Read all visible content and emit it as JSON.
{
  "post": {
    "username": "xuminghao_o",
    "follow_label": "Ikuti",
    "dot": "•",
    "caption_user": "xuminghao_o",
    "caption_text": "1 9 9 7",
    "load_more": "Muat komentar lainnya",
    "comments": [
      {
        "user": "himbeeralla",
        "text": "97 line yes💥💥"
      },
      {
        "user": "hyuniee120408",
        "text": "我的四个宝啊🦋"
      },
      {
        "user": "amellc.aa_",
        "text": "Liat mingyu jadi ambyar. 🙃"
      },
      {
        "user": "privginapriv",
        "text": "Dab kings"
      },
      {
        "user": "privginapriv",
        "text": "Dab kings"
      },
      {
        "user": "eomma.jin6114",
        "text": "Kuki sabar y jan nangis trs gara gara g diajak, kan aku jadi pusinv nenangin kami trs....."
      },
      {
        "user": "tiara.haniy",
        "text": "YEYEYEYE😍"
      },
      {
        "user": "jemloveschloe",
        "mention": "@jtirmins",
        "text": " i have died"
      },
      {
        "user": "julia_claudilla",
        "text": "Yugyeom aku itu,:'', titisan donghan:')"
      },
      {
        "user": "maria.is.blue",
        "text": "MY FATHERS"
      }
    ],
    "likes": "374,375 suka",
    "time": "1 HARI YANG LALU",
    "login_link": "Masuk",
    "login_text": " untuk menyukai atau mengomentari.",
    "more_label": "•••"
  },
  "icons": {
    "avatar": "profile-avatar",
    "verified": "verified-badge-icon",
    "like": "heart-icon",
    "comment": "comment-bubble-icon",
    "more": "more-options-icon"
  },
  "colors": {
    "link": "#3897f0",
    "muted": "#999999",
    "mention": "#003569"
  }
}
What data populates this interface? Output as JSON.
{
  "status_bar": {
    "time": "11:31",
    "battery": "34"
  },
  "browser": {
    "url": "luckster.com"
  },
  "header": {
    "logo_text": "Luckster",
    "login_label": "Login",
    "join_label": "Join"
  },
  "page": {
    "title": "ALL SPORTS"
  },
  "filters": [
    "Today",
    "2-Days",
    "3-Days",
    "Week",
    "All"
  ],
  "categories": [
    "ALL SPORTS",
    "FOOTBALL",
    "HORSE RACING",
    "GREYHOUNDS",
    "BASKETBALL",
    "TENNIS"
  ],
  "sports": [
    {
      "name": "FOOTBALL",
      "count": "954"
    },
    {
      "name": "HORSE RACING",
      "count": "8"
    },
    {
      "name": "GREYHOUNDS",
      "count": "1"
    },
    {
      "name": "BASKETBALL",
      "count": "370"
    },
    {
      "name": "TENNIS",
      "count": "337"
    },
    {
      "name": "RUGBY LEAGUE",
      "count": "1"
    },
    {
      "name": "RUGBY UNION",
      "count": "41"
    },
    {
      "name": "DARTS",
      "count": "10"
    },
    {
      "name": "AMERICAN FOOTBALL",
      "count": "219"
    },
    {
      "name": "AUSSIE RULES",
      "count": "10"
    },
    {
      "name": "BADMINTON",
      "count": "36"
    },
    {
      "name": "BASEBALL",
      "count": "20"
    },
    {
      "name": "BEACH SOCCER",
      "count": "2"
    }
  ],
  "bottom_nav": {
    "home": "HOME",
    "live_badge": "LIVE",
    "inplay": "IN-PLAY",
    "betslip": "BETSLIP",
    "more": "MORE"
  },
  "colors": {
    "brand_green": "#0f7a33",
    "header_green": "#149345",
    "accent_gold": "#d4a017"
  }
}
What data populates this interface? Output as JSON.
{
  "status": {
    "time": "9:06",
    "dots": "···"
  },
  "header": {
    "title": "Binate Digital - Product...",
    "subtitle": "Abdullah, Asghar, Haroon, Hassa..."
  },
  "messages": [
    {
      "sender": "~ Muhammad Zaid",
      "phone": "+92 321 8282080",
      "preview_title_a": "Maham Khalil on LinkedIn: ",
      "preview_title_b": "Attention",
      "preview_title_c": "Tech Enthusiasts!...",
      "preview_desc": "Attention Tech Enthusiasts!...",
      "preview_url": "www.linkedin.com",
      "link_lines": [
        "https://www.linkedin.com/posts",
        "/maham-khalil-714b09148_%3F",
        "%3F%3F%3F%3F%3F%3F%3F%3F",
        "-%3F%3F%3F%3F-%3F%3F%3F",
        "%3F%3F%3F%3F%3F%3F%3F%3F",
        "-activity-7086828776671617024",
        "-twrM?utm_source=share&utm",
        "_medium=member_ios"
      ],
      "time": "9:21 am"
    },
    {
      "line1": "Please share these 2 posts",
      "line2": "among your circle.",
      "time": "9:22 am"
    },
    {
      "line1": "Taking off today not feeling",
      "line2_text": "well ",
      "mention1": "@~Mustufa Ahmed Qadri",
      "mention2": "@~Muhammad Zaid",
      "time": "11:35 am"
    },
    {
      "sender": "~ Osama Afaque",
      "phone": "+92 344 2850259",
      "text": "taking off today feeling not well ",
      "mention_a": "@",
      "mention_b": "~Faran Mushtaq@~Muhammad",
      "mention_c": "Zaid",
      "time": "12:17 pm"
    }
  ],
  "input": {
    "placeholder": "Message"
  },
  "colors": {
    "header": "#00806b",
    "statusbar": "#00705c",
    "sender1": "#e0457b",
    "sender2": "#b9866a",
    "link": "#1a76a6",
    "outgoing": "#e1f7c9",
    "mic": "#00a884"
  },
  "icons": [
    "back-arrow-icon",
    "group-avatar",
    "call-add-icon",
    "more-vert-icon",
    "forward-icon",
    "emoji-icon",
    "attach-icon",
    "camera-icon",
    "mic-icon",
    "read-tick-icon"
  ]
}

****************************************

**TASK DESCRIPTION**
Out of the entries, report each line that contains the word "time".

**TASK ANSWER**
    "time": "1 HARI YANG LALU",
    "time": "11:31",
    "time": "9:06",
      "time": "9:21 am"
      "time": "9:22 am"
      "time": "11:35 am"
      "time": "12:17 pm"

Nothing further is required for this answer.